* TO DO:
Your reply should be a single number, the count of lines in the records that contain "title".

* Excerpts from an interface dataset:
↓
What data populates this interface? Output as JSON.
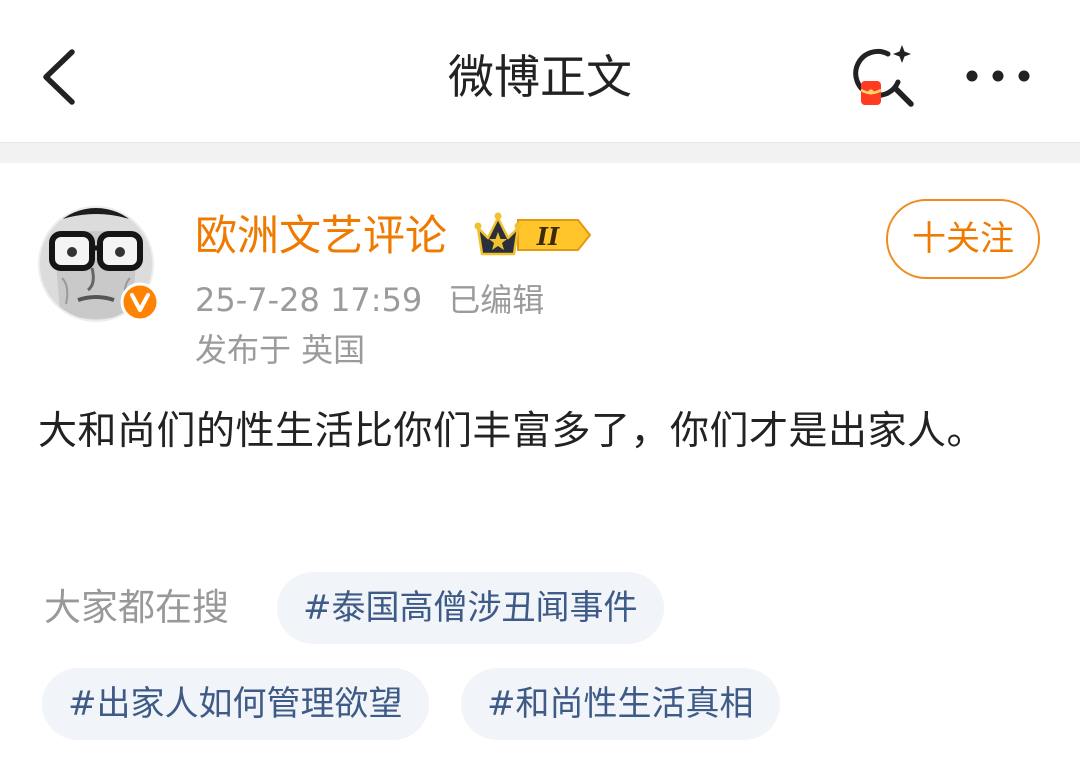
{
  "header": {
    "title": "微博正文",
    "back_icon": "chevron-left-icon",
    "search_icon": "search-sparkle-icon",
    "more_icon": "more-dots-icon"
  },
  "post": {
    "author": {
      "name": "欧洲文艺评论",
      "level_badge": "II",
      "verified_icon": "v-verified-icon"
    },
    "timestamp": "25-7-28 17:59",
    "edited_label": "已编辑",
    "location": "发布于 英国",
    "follow_label": "十关注",
    "content": "大和尚们的性生活比你们丰富多了，你们才是出家人。"
  },
  "search_section": {
    "label": "大家都在搜",
    "tags": [
      "#泰国高僧涉丑闻事件",
      "#出家人如何管理欲望",
      "#和尚性生活真相"
    ]
  },
  "colors": {
    "accent_orange": "#f07a00",
    "tag_text": "#3e5a86",
    "tag_bg": "#f1f4f8",
    "muted_text": "#9b9b9b"
  }
}
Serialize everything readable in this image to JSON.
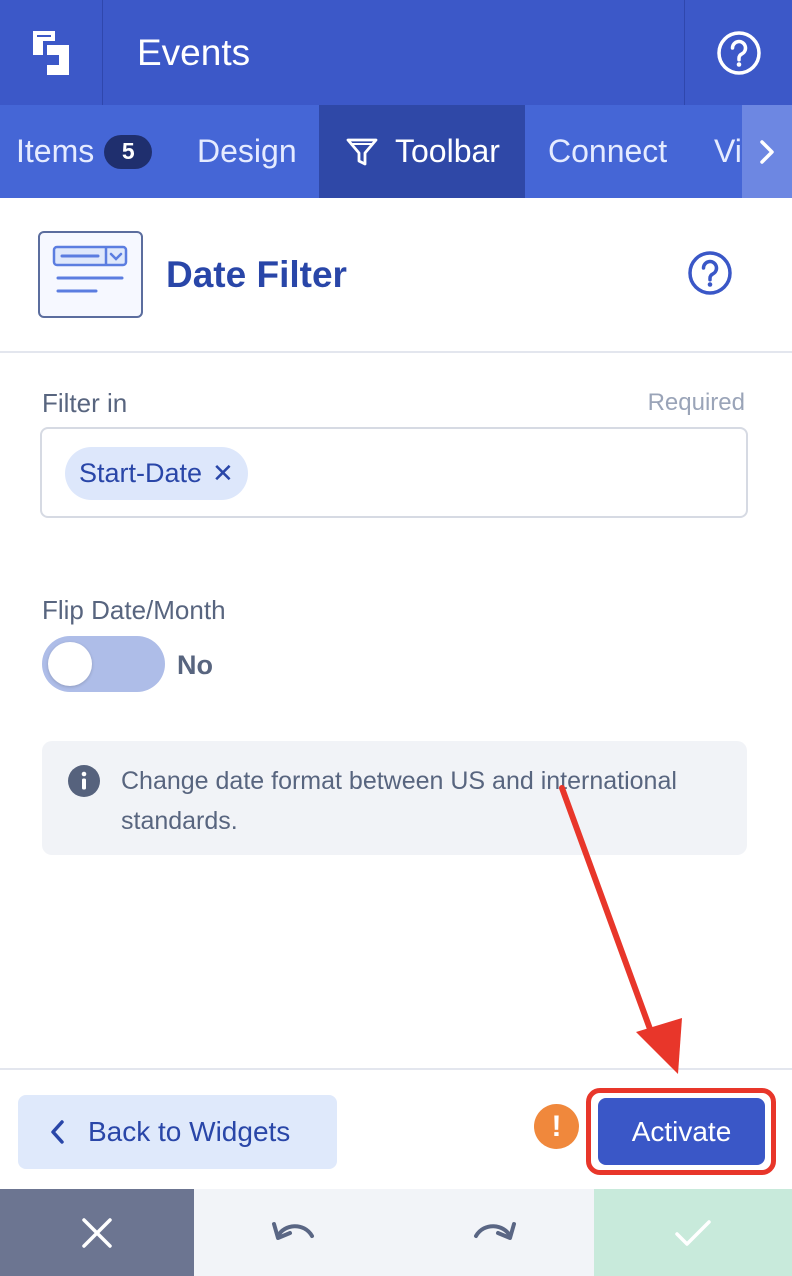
{
  "header": {
    "title": "Events",
    "logo_icon": "app-logo-icon",
    "help_icon": "help-circle-icon"
  },
  "tabs": [
    {
      "label": "Items",
      "badge": "5",
      "active": false
    },
    {
      "label": "Design",
      "active": false
    },
    {
      "label": "Toolbar",
      "icon": "filter-icon",
      "active": true
    },
    {
      "label": "Connect",
      "active": false
    },
    {
      "label": "Vi",
      "active": false
    }
  ],
  "widget": {
    "title": "Date Filter",
    "icon": "date-filter-widget-icon",
    "help_icon": "help-circle-icon"
  },
  "form": {
    "filter_label": "Filter in",
    "required_text": "Required",
    "chips": [
      {
        "label": "Start-Date",
        "remove_symbol": "✕"
      }
    ],
    "flip_label": "Flip Date/Month",
    "flip_value": "No",
    "flip_on": false,
    "info_text": "Change date format between US and international standards."
  },
  "footer": {
    "back_label": "Back to Widgets",
    "warning_symbol": "!",
    "activate_label": "Activate"
  },
  "bottom_bar": [
    "close-icon",
    "undo-icon",
    "redo-icon",
    "check-icon"
  ],
  "colors": {
    "primary": "#3c58c8",
    "tab_active": "#2f48a7",
    "annotation": "#e8362a",
    "warning": "#f0883c",
    "confirm": "#c8eadb"
  }
}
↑
* SOLUTION TO THIS EXERCISE:
3